Date of Award
Scott A. Nichols
The body plan of sponges (phylum Porifera) is an outlier among modern animals and is thought to have special evolutionary significance. Sponges lack muscles, nerves and a gut. Instead, they are composed of few cell types and simple tissues that function to pump water through an internal canal network where bacterial prey are filtered by a specialized tissue called the choanoderm. The choanoderm is composed of cells with striking similarity to choanoflagellates, the unicellular relatives of animals. Thus, the traditional view is that the sponge choanoderm is a useful model of the first animal epithelial tissues.

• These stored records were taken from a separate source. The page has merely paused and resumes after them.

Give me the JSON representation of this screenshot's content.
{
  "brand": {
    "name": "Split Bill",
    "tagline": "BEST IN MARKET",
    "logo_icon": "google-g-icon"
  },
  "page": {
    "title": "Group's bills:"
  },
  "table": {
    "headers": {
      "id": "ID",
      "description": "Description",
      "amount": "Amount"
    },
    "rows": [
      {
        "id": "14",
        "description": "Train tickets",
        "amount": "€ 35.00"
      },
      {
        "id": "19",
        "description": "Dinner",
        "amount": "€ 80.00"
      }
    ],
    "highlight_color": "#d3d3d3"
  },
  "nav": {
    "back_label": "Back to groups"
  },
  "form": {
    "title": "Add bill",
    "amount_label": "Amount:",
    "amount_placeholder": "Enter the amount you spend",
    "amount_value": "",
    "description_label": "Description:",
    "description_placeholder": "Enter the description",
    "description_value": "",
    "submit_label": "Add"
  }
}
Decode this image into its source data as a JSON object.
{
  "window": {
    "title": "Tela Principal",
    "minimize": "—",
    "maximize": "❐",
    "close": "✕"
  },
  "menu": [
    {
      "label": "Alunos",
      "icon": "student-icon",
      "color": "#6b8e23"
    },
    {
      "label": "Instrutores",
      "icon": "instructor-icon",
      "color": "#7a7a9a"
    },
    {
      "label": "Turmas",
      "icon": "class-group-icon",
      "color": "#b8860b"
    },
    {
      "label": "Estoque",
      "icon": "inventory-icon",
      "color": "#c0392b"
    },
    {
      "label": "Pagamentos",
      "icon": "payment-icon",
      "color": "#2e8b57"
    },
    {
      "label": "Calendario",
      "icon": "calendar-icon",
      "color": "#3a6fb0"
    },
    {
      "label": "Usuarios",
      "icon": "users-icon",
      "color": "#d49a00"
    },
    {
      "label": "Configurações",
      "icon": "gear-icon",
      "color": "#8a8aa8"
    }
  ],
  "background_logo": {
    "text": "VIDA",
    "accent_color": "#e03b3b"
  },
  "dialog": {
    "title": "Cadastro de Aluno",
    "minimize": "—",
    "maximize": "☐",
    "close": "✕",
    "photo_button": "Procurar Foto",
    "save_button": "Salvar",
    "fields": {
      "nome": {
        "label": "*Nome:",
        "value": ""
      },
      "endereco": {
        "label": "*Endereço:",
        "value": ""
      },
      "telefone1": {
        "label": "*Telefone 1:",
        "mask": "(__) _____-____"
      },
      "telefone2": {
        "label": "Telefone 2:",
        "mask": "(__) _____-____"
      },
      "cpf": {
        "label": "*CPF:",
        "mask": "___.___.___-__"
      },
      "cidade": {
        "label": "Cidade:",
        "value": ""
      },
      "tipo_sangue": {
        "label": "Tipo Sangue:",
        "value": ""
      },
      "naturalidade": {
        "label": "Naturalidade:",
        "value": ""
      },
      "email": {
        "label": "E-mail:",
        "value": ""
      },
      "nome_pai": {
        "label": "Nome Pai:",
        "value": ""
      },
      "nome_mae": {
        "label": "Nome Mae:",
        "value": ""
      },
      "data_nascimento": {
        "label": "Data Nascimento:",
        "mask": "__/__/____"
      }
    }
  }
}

Using the freshwater sponge Ephydatia muelleri, we have performed gene expression analysis of the choanoderm tissue and have begun to develop an experimental method to validate and characterize the function of candidate choanoderm genes. The data suggest that the choanoderm may be the only metazoan tissue not reliant on the classical cadherin/catenin complex for cell adhesion. Yet we find evidence for conserved developmental mechanisms and other structural features such as epithelial polarity and microvillar organization. Finally, we will explore the possibility that genes unique to choanoflagellates and sponges, have conserved functions in the choanoderm tissue. This prediction derives from the hypothesized homology of these putatively ancient cell types.
Peña, Jesús Federico, "Gene expression in the choanoderm" (2015). Electronic Theses and Dissertations. 513.
Recieved from ProQuest
Jesús Federico Peña
Cellular biology, Evolution & development, Molecular biology